| What is expected |
Each line below with the word "title" needs to be copied.

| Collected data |
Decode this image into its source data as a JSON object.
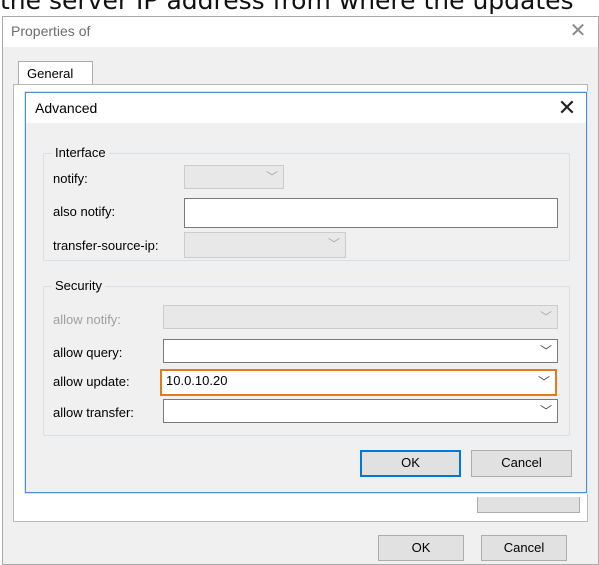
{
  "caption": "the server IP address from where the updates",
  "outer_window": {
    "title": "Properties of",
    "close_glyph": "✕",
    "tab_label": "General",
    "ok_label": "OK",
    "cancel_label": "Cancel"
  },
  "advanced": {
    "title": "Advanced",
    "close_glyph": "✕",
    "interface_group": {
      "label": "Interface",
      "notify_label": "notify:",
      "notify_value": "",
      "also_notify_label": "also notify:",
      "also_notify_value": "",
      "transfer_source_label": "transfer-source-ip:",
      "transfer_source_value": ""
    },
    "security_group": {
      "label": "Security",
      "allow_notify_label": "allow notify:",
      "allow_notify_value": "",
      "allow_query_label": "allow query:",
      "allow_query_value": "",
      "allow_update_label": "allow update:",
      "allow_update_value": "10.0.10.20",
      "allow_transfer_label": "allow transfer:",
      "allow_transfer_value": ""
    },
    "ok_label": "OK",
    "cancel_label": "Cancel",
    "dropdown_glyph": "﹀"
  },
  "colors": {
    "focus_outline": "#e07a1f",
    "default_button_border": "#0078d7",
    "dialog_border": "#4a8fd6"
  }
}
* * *
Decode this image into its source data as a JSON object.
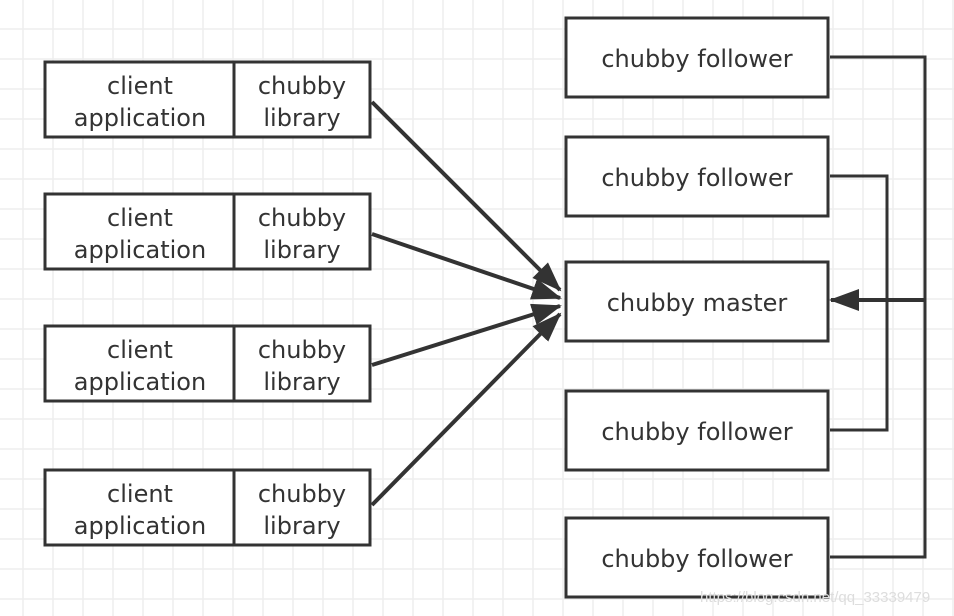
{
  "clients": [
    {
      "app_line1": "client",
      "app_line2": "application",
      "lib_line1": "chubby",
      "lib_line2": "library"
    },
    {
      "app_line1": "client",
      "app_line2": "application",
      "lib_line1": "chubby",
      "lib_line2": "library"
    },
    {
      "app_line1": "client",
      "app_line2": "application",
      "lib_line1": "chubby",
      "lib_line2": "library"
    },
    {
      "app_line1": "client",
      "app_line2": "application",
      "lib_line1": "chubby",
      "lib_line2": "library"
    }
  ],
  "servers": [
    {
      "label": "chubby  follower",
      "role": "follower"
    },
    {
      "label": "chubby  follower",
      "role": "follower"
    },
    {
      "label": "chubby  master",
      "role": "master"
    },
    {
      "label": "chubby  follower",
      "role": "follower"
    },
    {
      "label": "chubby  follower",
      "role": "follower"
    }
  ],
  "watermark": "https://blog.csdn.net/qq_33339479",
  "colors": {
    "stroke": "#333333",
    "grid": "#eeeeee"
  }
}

| Output of the task |
    "title": "Properties of",
    "title": "Advanced",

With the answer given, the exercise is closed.